Little Caesars pizza is feeling good about its business. In fact, it is planning an aggressive pizza franchises expansion program. But there is a tasty topping. Interested Veterans and First Responders, I found some built-in incentives for you. Pizza, Pizza, indeed!

I am not suggesting that you all run out and apply. Nor am I saying this is a deal made only for veterans and first responders. I am just sharing that if you want a piece of the business world, here is a franchise opportunity with an easier entryway.

Regions for Pizza Franchises

The chain is open to both single-unit and multi-unit investors looking to grow pizza franchises across these metropolitan areas.

  • New England region goal–  more than 50 new franchise units across Boston and Providence by 2026,
  • Pacific Northwest region goal– more than 50 new franchise units across Portland and Seattle by 2026,
  • St. Louis market goal– approximately 35 new units, with plans to open at least 10 by the close of 2024,
  • North Carolina region goal– 25 new units across the Charlotte market by 2024.
  • (source DBusiness Magazine – Detroitโ€™s Premier Business Journal)

Incentives for Veterans and First Responders

Now that you know where the prospects are, the next question is what are the incentives. Little Caesars has programs for honorably discharged veterans and Gold Star families, as well as first responders. Among the benefits are:

  • franchise fee discount, 
  • equipment and supply discount, 
  • financing help,  
  • advertising and publicity support,

Small Business Trends website shows investments for Little Caesars can range from $250,000 to $335,500. And the franchise fee is $20,000.

Little Caesars founder Mike Ilitch started The Veteran’s Program in 2006. He served with the United States Marine Corps during the Korean War. His goal was to expand business opportunities for his fellow military veterans. The company reports that there are currently hundreds of veteran-owned Little Caesars stores across the country.

But, Are Pizza Franchises Still Profitable?

There is but one more question to answer. Are pizza franchises profitable, especially as we are still recovering from last yearโ€™s COVID pandemic shutdown? 

Yes, all restaurant biz is down. But not so much the pizza part of the restaurant industry. A recent QSR magazine story quotes data from Sense360. Thatโ€™s a consumer behavioral intelligence and benchmarking platform.ย 

For instance, it looks at the March 11-20 time frame. The pizza traffic drop is only 8% year-over-year out of the total food industry! That places pizza franchises at the lowest among restaurant subcategories.

I know. A little double-talk there. Pizza shops are not losing as much money as other food biz. 

But letโ€™s look at what pizzerias and pizza chains did during the pandemic.

QSR reports that market tracker Datassential found that 63% of consumers ordered pizza during the pandemic! Pizza beat out burgers and sandwiches, which came in second at only 51%.

“One reason we believe pizza is faring relatively well is that, on a per-person basis, pizza is high value in terms of the number of people it can feed for a low cost,” said Sense360 in a statement. 

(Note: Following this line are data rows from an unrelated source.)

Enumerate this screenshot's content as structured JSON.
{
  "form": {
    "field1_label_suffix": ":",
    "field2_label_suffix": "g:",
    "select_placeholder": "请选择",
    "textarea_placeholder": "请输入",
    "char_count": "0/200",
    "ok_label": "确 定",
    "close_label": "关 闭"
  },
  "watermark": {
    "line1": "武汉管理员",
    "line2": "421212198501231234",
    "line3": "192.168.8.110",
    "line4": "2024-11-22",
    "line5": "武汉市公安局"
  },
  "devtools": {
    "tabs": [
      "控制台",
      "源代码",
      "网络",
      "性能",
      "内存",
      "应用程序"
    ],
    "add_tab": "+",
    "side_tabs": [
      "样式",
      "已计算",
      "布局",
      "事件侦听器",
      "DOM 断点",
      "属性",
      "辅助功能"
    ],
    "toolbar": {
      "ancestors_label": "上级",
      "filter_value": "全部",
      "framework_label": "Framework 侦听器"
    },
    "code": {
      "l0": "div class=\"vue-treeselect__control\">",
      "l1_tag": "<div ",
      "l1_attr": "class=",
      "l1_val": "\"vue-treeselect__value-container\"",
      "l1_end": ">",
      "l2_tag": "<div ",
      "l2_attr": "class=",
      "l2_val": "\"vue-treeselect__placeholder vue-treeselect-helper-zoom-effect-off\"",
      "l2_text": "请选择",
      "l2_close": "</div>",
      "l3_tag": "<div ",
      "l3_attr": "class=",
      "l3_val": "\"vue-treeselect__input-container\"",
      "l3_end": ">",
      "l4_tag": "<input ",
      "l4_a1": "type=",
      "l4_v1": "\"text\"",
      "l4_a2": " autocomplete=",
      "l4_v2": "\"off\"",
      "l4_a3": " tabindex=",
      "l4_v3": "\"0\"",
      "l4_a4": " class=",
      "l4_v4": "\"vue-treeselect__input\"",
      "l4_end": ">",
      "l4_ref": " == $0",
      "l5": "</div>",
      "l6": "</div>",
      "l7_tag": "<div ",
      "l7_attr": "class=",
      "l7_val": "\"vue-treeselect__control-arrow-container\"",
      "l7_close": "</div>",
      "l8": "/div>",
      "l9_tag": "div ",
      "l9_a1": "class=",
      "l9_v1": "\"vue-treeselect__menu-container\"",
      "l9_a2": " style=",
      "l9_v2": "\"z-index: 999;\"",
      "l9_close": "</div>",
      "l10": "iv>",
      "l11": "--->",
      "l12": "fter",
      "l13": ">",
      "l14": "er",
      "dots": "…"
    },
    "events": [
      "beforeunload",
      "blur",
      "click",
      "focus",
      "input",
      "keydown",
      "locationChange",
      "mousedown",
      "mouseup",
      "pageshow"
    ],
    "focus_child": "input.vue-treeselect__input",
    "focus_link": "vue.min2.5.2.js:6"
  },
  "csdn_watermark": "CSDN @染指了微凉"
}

And finally, chew on these facts from Small Business Trends: 

  • the pizza industry generates $47 billion a year,
  • franchises constitute $36.4 billion a year, 
  • the pizza industry is forecast to continue growing over the next five years,
  • 13% of Americans over the age of two eat pizza on any given day,
  • we eat 3 billion pies per year.

Pandemic or not, pizza is a food the public takes comfort in. 

Veterans and first responders– and anyone else interested in the Little Caesars pizza franchises–ย  should check out the company page.ย 

(What type of content should your business website blog offer? Advice rather than product promotion. Be a valuable info resource rather than an irritating source of sales pitches. For example, if you own a pizzeria or restaurant, then you would benefit from sharing this type of content with customers. Contact me if interested.)